The National Cheerleaders Association, however, does have such a rule, and if a judge feels a routine is not "appropriate" choreography, the team can receive a deduction. However, the association considers the issue insignificant enough that they don't even track the number of deductions for inappropriate behavior.
In his 12 years of cheer coaching and judging, Eric Howze says he has seen maybe five routines that he felt were too sexual.
"It's a rare, rare thing," says Mr. Howze, owner and director of the Southwest Cheer Academy in Safford, Texas.

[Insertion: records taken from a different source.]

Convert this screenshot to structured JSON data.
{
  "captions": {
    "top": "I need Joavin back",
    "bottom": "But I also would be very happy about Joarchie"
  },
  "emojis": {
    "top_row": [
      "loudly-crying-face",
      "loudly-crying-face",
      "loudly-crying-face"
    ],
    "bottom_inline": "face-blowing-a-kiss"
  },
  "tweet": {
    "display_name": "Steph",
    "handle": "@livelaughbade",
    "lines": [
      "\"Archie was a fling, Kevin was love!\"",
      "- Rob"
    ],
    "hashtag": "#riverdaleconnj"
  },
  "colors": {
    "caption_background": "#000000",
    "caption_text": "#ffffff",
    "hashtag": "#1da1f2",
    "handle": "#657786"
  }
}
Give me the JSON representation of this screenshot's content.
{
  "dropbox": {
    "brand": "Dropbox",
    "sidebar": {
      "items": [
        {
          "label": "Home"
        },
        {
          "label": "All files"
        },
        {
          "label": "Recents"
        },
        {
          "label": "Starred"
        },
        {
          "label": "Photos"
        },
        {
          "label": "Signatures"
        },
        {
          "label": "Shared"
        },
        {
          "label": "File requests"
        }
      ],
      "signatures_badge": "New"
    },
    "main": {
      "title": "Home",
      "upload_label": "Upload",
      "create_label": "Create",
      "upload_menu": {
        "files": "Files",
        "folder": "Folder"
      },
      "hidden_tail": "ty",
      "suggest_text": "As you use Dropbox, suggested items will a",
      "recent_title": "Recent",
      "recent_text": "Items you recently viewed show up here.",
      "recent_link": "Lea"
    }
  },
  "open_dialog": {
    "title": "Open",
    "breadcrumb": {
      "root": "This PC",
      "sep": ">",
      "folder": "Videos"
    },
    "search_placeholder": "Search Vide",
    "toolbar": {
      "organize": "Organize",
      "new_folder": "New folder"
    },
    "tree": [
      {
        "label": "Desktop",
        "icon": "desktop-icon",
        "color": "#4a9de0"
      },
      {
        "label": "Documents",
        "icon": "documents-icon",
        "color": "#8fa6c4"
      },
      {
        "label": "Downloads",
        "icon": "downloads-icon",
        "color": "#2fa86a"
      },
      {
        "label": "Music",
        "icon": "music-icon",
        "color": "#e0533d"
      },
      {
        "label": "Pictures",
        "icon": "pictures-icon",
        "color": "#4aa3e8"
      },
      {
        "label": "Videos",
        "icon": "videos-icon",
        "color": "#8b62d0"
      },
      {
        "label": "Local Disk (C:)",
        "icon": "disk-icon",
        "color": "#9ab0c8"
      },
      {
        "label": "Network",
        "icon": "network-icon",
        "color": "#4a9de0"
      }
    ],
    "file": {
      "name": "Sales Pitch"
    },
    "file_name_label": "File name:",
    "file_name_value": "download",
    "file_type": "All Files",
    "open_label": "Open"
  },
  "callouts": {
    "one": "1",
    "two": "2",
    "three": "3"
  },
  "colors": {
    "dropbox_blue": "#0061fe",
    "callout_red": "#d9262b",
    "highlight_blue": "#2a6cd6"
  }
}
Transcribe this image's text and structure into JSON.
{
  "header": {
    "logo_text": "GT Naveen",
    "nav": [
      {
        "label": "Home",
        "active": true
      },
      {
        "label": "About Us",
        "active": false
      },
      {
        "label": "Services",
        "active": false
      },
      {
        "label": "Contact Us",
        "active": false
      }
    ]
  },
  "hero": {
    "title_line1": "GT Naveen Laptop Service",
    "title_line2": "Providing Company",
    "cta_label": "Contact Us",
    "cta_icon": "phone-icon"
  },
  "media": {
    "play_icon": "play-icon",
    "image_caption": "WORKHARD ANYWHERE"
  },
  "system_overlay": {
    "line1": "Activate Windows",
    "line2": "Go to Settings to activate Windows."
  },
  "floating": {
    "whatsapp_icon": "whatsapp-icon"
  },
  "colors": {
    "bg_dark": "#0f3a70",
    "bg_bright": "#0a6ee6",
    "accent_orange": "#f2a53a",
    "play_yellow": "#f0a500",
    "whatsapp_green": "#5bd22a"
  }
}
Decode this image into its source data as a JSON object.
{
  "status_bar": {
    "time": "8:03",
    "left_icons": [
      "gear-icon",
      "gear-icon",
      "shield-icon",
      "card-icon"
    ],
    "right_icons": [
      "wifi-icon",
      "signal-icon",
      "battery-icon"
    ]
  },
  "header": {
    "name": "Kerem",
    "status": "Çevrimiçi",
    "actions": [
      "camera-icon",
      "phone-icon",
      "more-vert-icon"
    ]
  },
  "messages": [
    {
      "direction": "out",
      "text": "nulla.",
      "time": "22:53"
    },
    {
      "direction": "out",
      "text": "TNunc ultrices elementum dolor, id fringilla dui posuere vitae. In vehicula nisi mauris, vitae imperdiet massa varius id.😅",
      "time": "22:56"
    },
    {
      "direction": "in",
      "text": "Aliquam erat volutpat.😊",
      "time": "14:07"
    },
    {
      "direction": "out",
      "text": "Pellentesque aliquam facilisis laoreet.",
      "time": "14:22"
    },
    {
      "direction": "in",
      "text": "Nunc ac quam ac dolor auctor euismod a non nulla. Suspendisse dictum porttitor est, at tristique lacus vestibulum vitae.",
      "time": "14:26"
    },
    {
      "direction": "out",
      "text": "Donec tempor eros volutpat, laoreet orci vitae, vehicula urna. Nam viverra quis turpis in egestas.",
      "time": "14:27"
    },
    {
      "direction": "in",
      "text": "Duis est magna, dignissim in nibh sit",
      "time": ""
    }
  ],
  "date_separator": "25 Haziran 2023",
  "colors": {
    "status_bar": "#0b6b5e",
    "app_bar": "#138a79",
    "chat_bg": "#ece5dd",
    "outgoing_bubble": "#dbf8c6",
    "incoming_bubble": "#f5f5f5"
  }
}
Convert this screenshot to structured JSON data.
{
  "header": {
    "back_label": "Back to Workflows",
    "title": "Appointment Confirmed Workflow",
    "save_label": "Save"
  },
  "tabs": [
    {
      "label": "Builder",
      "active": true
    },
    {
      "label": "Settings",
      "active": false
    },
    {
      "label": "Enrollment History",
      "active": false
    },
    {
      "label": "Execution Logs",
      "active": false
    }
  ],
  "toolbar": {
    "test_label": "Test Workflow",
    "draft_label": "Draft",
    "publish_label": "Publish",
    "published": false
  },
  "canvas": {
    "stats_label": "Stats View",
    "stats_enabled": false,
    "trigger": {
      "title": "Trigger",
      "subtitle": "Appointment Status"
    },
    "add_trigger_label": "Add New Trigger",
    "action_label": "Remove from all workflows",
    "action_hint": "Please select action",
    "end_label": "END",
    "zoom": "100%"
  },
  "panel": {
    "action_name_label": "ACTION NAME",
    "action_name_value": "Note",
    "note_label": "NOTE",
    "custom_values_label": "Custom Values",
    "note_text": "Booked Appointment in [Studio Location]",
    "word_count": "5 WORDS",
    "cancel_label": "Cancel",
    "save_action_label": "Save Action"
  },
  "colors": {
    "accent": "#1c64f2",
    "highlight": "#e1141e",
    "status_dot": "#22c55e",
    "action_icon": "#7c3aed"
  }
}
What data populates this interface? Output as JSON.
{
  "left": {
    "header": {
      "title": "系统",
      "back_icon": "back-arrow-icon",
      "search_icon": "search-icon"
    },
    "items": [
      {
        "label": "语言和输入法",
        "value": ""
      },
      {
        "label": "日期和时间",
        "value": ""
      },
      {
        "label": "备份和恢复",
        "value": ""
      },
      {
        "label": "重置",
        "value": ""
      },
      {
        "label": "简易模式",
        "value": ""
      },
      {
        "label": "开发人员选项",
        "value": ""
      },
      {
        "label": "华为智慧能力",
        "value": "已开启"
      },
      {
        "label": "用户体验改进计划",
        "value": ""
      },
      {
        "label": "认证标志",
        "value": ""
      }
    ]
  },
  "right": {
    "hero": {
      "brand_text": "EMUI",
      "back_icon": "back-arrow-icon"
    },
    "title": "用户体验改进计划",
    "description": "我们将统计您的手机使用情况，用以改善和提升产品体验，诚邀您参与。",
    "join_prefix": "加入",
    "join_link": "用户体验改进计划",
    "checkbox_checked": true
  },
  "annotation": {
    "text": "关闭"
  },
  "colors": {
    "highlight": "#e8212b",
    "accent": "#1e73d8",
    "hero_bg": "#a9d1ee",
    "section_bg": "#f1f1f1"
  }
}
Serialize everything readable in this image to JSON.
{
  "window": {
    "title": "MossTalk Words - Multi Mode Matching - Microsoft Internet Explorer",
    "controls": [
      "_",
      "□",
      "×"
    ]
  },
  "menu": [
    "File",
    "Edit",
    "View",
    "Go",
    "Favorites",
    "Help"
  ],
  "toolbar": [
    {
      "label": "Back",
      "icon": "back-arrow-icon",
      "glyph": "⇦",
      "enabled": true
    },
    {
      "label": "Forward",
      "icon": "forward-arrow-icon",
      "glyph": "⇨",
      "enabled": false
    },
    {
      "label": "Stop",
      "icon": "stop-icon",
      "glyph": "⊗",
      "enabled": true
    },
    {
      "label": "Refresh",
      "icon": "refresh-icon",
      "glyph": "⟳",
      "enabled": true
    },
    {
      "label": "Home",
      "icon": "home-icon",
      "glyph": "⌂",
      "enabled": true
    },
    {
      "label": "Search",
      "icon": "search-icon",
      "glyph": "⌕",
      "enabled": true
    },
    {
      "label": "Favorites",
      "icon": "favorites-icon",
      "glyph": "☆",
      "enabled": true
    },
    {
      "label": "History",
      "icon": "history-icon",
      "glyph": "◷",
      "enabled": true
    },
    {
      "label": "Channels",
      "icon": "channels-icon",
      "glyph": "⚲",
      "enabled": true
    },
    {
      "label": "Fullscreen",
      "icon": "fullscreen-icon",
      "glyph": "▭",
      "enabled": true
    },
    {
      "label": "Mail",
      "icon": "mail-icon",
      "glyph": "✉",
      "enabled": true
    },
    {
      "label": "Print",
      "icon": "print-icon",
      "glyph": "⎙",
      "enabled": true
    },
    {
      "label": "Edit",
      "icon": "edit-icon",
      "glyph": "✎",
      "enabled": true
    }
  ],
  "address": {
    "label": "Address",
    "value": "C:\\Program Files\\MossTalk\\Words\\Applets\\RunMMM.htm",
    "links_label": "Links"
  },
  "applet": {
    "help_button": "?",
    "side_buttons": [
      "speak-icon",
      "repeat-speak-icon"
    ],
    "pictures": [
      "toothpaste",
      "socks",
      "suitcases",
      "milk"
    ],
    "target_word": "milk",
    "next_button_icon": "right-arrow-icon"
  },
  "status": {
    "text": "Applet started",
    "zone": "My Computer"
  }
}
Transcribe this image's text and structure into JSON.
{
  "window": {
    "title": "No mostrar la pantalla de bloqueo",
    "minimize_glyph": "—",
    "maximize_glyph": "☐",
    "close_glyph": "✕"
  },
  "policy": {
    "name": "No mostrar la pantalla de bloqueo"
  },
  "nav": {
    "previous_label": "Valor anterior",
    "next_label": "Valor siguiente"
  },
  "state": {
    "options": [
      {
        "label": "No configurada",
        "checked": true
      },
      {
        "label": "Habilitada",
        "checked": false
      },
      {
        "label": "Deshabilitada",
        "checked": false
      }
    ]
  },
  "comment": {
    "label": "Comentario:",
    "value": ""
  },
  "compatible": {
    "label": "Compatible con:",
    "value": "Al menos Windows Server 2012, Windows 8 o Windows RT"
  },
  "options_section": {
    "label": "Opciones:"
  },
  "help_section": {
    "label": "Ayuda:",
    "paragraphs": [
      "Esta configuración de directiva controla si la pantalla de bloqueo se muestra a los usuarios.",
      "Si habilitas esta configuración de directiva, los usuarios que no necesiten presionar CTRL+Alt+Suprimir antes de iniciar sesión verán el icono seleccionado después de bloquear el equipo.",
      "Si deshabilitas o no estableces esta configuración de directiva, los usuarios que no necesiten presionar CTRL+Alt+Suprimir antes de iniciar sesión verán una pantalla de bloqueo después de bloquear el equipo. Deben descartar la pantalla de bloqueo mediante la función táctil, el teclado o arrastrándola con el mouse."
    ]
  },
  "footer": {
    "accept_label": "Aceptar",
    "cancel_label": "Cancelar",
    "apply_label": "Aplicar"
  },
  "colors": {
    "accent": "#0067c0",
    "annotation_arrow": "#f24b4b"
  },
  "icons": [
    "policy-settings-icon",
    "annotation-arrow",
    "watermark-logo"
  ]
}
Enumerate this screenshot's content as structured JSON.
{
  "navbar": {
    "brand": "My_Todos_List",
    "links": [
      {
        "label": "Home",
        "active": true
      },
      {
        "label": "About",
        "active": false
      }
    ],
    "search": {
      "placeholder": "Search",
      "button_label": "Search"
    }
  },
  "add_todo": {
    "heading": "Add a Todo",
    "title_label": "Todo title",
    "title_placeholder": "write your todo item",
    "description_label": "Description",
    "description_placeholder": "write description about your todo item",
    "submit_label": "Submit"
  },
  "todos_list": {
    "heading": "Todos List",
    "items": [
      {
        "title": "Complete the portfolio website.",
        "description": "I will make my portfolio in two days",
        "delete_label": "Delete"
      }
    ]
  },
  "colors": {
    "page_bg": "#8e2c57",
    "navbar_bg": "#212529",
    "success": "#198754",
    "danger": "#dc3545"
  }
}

Further, he says, lewdness and provocativeness are all in the eyes of the beholder.
"If I go to a hockey game and in the third period a fight breaks out, and I walk away saying, 'hockey is violent,' I have missed three periods of excellent skating, great stick work, and wonderful line changes," he says. "This legislation is much the same way."
And even if a particular routine does occasionally cross the line, Howze continues, parents are the ones who should be monitoring it. They are the ones who enroll their kids in cheer schools and watch practices.
"Being in Texas, which is a huge Christian-based state ... I don't feel it is the right of somebody else to come in and do the parenting job that somebody else should be able to do," he says.
As a parent of a Houston-area cheerleader, Jody Wolfe says he is very comfortable letting his daughter, Amanda, participate in the after-school activity and has never seen an offensive performance. "It's pretty wholesome," says Mr. Wolfe, calling the legislation "goofy."
For her part, Amanda, who has been cheerleading in junior high for two years and will try out in high school as well, says she understands where the bad rap comes from. She has seen the scantily clad cheerleaders on the sidelines at the Houston Rockets basketball and Houston Texans football games whose racy performances appear to her to have nothing to do with the games.
That's not for this eighth grader, who says that for her, cheerleading is about "cheering people on and all that spirit and stuff."